> Problem:
Search the material below for the word "PaperPort". Copy every line that has it.

> Material for this task:
———

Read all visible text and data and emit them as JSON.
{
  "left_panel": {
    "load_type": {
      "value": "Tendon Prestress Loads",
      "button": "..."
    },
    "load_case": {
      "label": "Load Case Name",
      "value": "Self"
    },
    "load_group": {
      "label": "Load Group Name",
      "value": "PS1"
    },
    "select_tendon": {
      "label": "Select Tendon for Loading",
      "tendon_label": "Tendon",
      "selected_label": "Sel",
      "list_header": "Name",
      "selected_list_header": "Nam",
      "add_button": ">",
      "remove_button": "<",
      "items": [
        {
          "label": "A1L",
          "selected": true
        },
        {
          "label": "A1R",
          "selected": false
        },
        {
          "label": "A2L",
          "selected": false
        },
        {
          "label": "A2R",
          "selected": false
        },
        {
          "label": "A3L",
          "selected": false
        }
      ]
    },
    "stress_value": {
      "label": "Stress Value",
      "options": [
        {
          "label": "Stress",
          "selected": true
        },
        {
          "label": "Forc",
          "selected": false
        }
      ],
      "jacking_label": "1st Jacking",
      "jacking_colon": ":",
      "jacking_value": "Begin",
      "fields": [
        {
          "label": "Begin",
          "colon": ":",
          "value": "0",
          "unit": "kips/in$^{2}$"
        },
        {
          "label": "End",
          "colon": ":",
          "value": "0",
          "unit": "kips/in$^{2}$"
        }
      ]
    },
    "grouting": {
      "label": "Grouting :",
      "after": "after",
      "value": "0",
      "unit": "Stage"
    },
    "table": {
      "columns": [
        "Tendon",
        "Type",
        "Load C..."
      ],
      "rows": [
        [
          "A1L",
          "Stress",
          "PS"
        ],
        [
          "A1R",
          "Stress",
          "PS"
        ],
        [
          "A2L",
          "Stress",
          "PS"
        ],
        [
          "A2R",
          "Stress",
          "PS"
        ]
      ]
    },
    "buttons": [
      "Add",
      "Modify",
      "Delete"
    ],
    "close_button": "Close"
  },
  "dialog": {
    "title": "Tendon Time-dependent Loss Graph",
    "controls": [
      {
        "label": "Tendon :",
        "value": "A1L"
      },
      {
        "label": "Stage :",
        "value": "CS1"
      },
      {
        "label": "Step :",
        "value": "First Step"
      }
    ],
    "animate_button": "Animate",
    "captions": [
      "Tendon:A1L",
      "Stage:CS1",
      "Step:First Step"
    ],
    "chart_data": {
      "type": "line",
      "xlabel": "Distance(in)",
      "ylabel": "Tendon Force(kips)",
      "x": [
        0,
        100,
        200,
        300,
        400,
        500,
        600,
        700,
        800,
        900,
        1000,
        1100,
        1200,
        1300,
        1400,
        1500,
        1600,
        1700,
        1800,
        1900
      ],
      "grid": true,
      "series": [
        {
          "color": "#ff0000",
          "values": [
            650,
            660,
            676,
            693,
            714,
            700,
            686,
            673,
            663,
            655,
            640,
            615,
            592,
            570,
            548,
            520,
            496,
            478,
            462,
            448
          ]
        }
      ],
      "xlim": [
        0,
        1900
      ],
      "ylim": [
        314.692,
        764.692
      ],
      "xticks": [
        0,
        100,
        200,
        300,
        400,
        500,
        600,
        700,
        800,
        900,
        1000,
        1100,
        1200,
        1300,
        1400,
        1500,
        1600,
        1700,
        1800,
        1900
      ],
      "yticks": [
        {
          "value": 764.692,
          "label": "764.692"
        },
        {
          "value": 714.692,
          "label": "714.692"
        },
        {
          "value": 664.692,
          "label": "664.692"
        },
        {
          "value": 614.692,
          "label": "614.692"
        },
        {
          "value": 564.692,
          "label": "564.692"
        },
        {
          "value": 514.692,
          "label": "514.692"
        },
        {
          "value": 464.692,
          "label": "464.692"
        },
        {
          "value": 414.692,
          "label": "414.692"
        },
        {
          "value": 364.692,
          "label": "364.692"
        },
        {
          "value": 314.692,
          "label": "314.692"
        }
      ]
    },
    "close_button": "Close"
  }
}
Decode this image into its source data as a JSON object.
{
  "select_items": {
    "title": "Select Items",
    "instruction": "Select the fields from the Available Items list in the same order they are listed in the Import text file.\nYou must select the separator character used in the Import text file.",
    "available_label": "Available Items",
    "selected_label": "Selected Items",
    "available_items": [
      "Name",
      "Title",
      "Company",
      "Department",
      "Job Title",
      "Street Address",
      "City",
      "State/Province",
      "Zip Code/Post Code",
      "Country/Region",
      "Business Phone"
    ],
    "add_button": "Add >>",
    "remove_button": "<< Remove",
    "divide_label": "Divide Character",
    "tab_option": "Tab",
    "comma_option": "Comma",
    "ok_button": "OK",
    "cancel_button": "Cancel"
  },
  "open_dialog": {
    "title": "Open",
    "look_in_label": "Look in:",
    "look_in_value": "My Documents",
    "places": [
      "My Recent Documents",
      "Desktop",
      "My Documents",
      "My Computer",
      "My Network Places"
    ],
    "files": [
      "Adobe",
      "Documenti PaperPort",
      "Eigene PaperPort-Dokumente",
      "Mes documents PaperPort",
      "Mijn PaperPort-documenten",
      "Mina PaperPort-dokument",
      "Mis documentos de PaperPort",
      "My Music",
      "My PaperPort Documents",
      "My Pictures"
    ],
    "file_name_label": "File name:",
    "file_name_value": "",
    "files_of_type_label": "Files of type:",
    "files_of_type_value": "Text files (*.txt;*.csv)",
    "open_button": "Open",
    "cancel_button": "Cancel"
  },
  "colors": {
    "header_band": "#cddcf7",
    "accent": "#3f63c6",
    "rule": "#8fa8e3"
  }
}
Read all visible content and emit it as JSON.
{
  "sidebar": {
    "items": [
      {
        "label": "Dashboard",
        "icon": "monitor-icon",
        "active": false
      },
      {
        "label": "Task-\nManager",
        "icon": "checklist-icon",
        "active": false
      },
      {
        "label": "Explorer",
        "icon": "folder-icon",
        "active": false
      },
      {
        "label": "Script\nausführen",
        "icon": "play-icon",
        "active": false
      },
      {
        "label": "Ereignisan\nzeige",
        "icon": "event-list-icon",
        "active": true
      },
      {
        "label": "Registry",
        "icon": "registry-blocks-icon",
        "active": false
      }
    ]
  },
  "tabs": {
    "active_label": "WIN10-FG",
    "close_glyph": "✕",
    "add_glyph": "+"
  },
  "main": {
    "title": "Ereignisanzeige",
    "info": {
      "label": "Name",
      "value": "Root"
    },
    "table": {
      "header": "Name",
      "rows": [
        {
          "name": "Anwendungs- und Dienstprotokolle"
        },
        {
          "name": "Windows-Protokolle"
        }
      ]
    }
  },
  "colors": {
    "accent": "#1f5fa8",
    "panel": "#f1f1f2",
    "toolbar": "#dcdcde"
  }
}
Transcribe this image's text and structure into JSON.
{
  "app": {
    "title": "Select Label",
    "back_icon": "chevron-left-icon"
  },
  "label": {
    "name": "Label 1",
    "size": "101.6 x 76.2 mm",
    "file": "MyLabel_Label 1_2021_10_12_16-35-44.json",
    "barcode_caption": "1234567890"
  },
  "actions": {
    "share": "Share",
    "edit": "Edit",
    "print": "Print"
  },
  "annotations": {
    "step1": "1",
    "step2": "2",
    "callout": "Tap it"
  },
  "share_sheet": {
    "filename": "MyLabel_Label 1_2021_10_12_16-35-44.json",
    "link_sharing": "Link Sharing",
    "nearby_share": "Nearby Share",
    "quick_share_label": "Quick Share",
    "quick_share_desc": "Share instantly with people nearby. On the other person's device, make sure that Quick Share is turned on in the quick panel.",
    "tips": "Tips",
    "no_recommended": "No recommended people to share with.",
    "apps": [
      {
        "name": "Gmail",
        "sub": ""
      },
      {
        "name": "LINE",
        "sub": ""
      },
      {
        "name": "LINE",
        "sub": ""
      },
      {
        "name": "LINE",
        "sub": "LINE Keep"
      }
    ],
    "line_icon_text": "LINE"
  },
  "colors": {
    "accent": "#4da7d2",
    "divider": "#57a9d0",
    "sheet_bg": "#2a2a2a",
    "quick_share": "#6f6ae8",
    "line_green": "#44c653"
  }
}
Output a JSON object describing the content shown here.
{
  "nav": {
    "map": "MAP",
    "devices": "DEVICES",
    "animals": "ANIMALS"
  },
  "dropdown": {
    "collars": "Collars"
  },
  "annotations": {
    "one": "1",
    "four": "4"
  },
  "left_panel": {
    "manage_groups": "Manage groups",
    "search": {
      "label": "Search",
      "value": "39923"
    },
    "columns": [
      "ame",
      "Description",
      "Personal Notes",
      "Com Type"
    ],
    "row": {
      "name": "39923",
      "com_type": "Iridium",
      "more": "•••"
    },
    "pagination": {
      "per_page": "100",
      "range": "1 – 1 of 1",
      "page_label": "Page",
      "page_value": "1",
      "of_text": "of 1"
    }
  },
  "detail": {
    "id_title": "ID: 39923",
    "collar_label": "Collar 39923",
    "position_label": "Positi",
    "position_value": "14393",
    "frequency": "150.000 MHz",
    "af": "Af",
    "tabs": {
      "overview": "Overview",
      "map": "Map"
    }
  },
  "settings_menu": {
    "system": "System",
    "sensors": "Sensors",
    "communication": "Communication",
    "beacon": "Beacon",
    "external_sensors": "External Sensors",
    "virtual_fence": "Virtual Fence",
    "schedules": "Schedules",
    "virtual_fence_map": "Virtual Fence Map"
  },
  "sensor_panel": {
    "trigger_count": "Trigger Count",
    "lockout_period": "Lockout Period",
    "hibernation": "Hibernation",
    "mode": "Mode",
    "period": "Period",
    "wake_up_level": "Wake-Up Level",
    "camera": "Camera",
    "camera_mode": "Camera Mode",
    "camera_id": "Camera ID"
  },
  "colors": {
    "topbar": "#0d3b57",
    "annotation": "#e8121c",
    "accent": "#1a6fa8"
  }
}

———

> Exercise result:
      "Documenti PaperPort",
      "Eigene PaperPort-Dokumente",
      "Mes documents PaperPort",
      "Mijn PaperPort-documenten",
      "Mina PaperPort-dokument",
      "Mis documentos de PaperPort",
      "My PaperPort Documents",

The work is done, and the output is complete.